» **PROBLEM**:
Reproduce the whole listing, keeping each word unchanged.

» **DATASET ENTRIES**:
Content starts
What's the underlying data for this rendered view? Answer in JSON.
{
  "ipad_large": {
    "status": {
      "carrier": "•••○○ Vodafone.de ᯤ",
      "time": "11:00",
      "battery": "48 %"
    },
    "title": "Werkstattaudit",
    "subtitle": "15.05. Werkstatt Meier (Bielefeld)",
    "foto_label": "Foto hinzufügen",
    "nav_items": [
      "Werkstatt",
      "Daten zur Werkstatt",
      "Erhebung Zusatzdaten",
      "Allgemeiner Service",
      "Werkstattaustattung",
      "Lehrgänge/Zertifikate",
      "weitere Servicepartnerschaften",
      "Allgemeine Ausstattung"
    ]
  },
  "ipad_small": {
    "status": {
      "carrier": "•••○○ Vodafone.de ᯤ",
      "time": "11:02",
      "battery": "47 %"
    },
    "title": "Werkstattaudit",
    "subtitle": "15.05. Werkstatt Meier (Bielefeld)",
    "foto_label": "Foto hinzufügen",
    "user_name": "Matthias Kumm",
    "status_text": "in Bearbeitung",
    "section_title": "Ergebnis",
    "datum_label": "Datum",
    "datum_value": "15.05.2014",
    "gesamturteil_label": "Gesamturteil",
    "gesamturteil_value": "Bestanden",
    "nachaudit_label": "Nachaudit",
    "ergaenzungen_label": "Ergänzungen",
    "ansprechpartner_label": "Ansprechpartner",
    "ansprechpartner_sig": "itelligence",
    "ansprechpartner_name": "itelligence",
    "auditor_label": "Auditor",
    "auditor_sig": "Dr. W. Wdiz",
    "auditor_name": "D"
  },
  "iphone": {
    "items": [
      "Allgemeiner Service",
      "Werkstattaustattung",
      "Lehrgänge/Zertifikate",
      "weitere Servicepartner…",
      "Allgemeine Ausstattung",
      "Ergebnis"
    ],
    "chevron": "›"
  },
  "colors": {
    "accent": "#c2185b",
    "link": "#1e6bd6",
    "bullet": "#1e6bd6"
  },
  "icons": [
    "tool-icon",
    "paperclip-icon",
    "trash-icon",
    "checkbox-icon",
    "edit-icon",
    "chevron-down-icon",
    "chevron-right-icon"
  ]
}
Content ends
» **SOLUTION TO THIS EXERCISE**:
What's the underlying data for this rendered view? Answer in JSON.
{
  "ipad_large": {
    "status": {
      "carrier": "•••○○ Vodafone.de ᯤ",
      "time": "11:00",
      "battery": "48 %"
    },
    "title": "Werkstattaudit",
    "subtitle": "15.05. Werkstatt Meier (Bielefeld)",
    "foto_label": "Foto hinzufügen",
    "nav_items": [
      "Werkstatt",
      "Daten zur Werkstatt",
      "Erhebung Zusatzdaten",
      "Allgemeiner Service",
      "Werkstattaustattung",
      "Lehrgänge/Zertifikate",
      "weitere Servicepartnerschaften",
      "Allgemeine Ausstattung"
    ]
  },
  "ipad_small": {
    "status": {
      "carrier": "•••○○ Vodafone.de ᯤ",
      "time": "11:02",
      "battery": "47 %"
    },
    "title": "Werkstattaudit",
    "subtitle": "15.05. Werkstatt Meier (Bielefeld)",
    "foto_label": "Foto hinzufügen",
    "user_name": "Matthias Kumm",
    "status_text": "in Bearbeitung",
    "section_title": "Ergebnis",
    "datum_label": "Datum",
    "datum_value": "15.05.2014",
    "gesamturteil_label": "Gesamturteil",
    "gesamturteil_value": "Bestanden",
    "nachaudit_label": "Nachaudit",
    "ergaenzungen_label": "Ergänzungen",
    "ansprechpartner_label": "Ansprechpartner",
    "ansprechpartner_sig": "itelligence",
    "ansprechpartner_name": "itelligence",
    "auditor_label": "Auditor",
    "auditor_sig": "Dr. W. Wdiz",
    "auditor_name": "D"
  },
  "iphone": {
    "items": [
      "Allgemeiner Service",
      "Werkstattaustattung",
      "Lehrgänge/Zertifikate",
      "weitere Servicepartner…",
      "Allgemeine Ausstattung",
      "Ergebnis"
    ],
    "chevron": "›"
  },
  "colors": {
    "accent": "#c2185b",
    "link": "#1e6bd6",
    "bullet": "#1e6bd6"
  },
  "icons": [
    "tool-icon",
    "paperclip-icon",
    "trash-icon",
    "checkbox-icon",
    "edit-icon",
    "chevron-down-icon",
    "chevron-right-icon"
  ]
}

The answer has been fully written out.